- [Dataset records]:
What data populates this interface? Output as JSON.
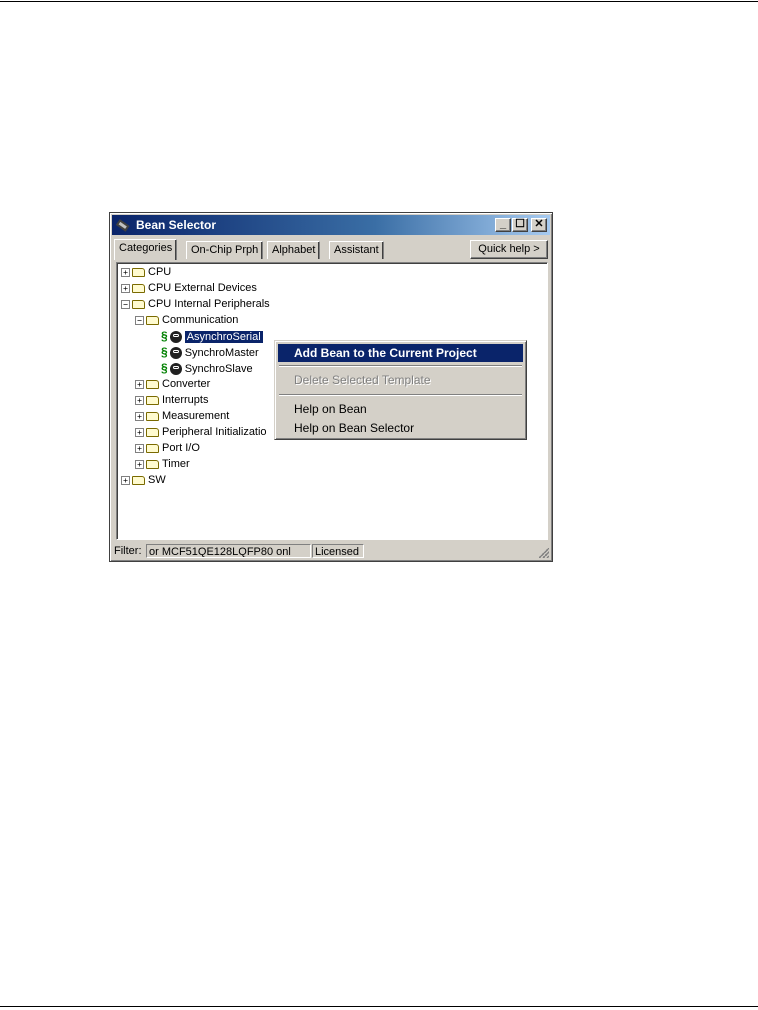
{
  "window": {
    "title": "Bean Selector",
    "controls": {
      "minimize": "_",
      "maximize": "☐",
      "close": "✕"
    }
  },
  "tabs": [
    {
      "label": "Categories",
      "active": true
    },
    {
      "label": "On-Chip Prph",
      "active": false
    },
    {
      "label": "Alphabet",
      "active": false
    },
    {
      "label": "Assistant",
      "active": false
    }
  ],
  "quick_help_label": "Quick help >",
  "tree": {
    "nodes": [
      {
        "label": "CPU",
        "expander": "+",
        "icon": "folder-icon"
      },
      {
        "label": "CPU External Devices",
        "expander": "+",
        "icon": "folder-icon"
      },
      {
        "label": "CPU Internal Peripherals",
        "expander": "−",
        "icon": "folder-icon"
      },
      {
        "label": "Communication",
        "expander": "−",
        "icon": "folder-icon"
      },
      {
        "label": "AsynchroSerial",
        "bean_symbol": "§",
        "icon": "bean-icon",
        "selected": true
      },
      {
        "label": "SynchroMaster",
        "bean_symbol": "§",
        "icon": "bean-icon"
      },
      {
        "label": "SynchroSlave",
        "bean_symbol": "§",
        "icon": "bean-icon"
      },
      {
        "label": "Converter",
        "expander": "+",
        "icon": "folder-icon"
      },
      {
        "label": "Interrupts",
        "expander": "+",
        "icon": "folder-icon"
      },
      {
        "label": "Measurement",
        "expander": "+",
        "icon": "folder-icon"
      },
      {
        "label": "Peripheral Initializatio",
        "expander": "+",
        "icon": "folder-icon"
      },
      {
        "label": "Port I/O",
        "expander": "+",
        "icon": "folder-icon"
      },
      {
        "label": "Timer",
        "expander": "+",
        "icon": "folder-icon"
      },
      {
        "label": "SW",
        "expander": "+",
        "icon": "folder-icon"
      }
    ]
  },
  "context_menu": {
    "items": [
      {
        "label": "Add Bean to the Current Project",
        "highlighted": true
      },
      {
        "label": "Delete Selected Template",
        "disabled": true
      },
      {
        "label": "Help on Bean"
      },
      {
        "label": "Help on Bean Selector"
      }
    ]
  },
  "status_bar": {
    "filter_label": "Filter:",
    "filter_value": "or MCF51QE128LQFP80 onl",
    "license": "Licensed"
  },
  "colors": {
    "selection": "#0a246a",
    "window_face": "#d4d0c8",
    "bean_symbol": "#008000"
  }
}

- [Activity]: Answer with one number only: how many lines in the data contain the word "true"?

- [Response area]: 4